Sophie was about as unlikely to find a happy ending as any shelter dog could be. She was 11 years old. She was a pit bull, a breed that frightens away many adopters. And she was covered with the telltale scars of a fighting dog, a career that also cost her one eye and part of an ear.
Her jaw and wrists had been broken and left untreated, leaving her with a permanent hobble. She’d been bred so many times her teats sagged. Her skin was in terrible shape, and well, she wasn’t exactly the kind of dog you see gracing the cover of Dog Fancy.
But Sophie had soul, and as soon as she danced up to Donna Reynolds in Oakland, California’s animal shelter, Reynolds spotted it. “Her one brown eye just sparkled,” says Reynolds, age 45, who co-founded BAD RAP, a pit bull education and advocacy group based in Oakland, California. “She looked like a monster, but she had the most tender soul.”

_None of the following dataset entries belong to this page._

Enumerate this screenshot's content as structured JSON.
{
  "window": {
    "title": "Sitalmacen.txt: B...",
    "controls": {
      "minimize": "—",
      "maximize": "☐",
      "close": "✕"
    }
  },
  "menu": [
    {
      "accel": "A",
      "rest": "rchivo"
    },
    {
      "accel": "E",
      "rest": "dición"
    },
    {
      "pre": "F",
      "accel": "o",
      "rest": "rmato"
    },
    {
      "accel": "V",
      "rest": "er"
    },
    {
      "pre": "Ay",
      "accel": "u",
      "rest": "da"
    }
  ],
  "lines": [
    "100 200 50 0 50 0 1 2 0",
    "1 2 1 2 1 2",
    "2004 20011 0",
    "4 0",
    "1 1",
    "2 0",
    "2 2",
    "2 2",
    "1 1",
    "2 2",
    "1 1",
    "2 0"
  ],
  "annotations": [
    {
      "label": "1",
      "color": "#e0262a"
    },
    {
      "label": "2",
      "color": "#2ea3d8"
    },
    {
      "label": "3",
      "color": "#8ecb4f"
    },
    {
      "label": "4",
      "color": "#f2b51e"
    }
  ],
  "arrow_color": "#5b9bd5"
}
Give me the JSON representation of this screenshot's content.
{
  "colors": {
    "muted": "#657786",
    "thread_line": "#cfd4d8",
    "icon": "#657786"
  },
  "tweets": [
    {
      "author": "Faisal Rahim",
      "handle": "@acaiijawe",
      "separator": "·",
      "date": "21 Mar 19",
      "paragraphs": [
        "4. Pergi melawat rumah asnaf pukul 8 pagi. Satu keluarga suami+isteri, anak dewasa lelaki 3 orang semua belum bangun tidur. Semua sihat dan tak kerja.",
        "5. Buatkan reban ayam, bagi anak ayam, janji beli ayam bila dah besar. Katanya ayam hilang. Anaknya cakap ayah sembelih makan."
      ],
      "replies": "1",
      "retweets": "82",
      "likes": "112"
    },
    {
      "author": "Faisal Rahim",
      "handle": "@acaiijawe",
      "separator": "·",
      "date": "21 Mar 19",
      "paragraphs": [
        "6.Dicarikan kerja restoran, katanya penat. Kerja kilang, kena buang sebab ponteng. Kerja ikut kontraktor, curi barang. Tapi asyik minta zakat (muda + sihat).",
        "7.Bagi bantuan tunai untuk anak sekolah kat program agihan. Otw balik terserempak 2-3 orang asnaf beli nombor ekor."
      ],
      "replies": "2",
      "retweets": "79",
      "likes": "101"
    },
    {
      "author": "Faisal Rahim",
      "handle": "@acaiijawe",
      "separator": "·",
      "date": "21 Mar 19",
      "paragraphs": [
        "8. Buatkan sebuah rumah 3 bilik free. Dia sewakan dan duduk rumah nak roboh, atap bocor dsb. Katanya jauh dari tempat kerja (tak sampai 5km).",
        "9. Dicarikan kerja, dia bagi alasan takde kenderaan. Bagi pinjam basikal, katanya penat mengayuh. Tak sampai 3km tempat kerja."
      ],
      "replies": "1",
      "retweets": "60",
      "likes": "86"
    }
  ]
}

Landslide of issues
It’s a quality Reynolds sees again and again in the pit bulls she’s rescued, even those coming from situations as grim as Sophie’s. That “soul” inspired her and her husband of 21 years, Tim Racer, to launch BAD RAP, or Bay Area Doglovers Responsible About Pit Bulls, in 1999. “We thought we’d put up a website and adopt out a few dogs,” says Reynolds, who lives in Oakland. “We had no idea.”
What started out as a part-time adoption effort mushroomed immediately into a full time education and pit bull advocacy campaign. “We found ourselves tackling an avalanche of issues,” says Reynolds, who quickly got invited to speak at conferences and workshops organized by the Humane Society, ASPCA, and several other well-respected animal welfare organizations.
In no time, BAD RAP quickly became the go-to group for high-profile issues involving pit bulls. BAD RAP coordinated the rescue of unclaimed Katrina pit bulls. It was also the group the ASPCA contacted after Michael Vick was busted for dog fighting.
Vick was sentenced to 23 months in jail on December 10. In his apology he failed to mention the suffering of the dogs even once. “We wish he’d gotten the maximum, which is five years,” says Reynolds. “But it has been a landmark case in helping people see how cruel this sport is.” More at DogTime.com
Meet Hector, one of Michael Vick’s dogs